• Your task
The records sit below this line. Repeat all of them exactly.

• Provided records
....

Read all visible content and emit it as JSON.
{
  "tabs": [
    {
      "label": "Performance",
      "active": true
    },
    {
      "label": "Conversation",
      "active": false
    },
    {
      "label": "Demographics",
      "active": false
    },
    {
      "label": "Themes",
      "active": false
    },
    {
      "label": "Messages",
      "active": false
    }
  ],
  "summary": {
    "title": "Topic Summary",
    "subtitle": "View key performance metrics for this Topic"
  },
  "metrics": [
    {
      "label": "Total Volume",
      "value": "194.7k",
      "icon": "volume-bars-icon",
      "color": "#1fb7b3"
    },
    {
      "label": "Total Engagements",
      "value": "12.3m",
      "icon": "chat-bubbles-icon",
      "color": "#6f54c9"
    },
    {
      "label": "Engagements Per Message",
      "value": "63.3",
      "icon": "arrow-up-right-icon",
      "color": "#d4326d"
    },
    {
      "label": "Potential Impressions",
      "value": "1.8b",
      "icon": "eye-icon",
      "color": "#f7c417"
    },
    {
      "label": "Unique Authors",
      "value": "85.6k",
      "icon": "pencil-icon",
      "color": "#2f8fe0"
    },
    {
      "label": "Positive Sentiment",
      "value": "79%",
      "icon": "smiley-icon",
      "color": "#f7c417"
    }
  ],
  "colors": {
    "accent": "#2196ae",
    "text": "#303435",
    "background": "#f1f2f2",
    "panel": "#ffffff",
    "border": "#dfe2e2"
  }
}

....

• Answer section
Read all visible content and emit it as JSON.
{
  "tabs": [
    {
      "label": "Performance",
      "active": true
    },
    {
      "label": "Conversation",
      "active": false
    },
    {
      "label": "Demographics",
      "active": false
    },
    {
      "label": "Themes",
      "active": false
    },
    {
      "label": "Messages",
      "active": false
    }
  ],
  "summary": {
    "title": "Topic Summary",
    "subtitle": "View key performance metrics for this Topic"
  },
  "metrics": [
    {
      "label": "Total Volume",
      "value": "194.7k",
      "icon": "volume-bars-icon",
      "color": "#1fb7b3"
    },
    {
      "label": "Total Engagements",
      "value": "12.3m",
      "icon": "chat-bubbles-icon",
      "color": "#6f54c9"
    },
    {
      "label": "Engagements Per Message",
      "value": "63.3",
      "icon": "arrow-up-right-icon",
      "color": "#d4326d"
    },
    {
      "label": "Potential Impressions",
      "value": "1.8b",
      "icon": "eye-icon",
      "color": "#f7c417"
    },
    {
      "label": "Unique Authors",
      "value": "85.6k",
      "icon": "pencil-icon",
      "color": "#2f8fe0"
    },
    {
      "label": "Positive Sentiment",
      "value": "79%",
      "icon": "smiley-icon",
      "color": "#f7c417"
    }
  ],
  "colors": {
    "accent": "#2196ae",
    "text": "#303435",
    "background": "#f1f2f2",
    "panel": "#ffffff",
    "border": "#dfe2e2"
  }
}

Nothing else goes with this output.